§ **Problem to work on**: Check the records below line by line for the string "bookmarks". Give the number of lines that contain it and nothing else.
= = = =
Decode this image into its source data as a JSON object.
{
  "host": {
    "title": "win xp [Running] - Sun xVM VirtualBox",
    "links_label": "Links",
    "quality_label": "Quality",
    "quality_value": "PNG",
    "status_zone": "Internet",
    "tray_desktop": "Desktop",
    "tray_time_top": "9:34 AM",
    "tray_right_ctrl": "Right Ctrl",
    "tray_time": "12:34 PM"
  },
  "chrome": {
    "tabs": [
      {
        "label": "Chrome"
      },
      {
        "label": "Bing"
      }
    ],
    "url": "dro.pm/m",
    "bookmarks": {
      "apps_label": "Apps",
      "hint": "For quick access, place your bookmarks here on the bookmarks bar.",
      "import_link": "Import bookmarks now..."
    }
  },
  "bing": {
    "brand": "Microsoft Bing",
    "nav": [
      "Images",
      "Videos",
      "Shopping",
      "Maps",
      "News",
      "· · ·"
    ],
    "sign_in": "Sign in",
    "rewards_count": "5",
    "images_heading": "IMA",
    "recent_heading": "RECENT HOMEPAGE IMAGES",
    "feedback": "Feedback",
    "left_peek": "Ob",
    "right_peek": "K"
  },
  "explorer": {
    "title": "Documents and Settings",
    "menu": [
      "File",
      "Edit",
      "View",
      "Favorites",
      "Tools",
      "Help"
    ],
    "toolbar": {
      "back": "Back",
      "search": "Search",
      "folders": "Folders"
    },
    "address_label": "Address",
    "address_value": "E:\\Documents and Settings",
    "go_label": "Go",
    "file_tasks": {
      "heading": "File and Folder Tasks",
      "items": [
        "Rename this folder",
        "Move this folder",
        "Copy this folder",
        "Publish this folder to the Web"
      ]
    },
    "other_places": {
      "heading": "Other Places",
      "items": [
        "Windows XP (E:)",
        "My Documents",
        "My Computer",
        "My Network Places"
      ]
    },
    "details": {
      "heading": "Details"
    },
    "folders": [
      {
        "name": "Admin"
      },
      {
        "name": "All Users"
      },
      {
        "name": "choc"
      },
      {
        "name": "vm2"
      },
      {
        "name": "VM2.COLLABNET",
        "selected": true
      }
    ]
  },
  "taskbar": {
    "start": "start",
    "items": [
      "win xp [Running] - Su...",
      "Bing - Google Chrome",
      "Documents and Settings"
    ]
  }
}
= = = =
§ **Task solution**: 3